And to lessen the risk, Poland will license the manufacturing platform from a foreign partner, Piotr Zaremba, head of ElectroMobility Poland, told Reuters.
He declined to name the partner but said it was an automaker that has brought about 20 new vehicles to market in the past five years.
Also Read : GM Plans to hire 3,000 workers to spur electric-car development)
In the electric vehicle sector, Germany's Volkswagen has said it plans to license its manufacturing platform and has already struck a deal with Ford.
Volkswagen declined to comment for this story.
"We are not building the platform from scratch because it is too big a risk, from a technical and business perspective," Zaremba said. "So at every stage we try to reduce the risk by using tested solutions."
Starting at a small scale will allow Polish suppliers to grow alongside the project, building their competitive strength, which will also help them in foreign markets, he added.
A highly-skilled, but relatively low cost, workforce has helped to turn the Czech Republic, Slovakia and Hungary into investment and production hubs for global car manufacturers such as Volkswagen, Audi, Daimler and Kia , among others.
Poland has lagged behind, but believes the switch to electric mobility has created a new opportunity.
It has already used generous incentives to attract Asian battery firms such as LG Chem and Guotai Huarong to strengthen its position in the industry.
Under pressure to reduce emissions, the government said in 2016 it wanted to have one million electric vehicles on the road by 2025. At around 15,000 currently, that looks a long shot, but officials hope growing interest in electric cars will help fuel demand for the Izera models.
Climate Minister Michal Kurtyka predicted Poles would embrace a national car brand, and its success could raise the international profile of the country's auto parts industry.
"We have a chance to add an additional boost to this ecosystem which already exists," he told Reuters.
Even if project doesn't succeed, it could still provide a boost to the components sector.

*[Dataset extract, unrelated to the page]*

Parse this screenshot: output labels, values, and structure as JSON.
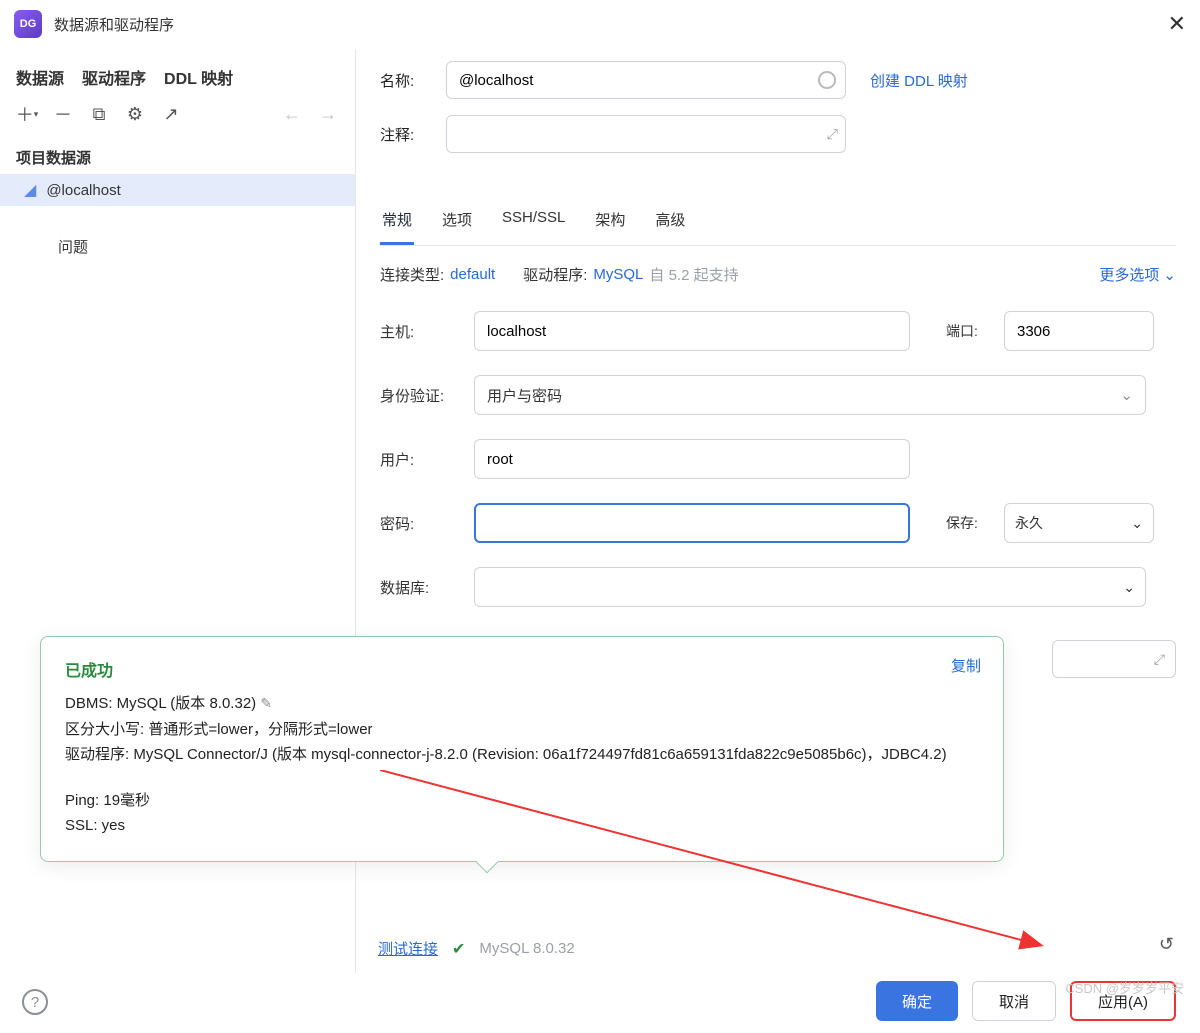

"It is difficult to produce a car from scratch and equally difficult to do it in big volumes," said PwC CEE automotive industry leader Jens Horning. "But this will attract innovation and new technology in the supplier space."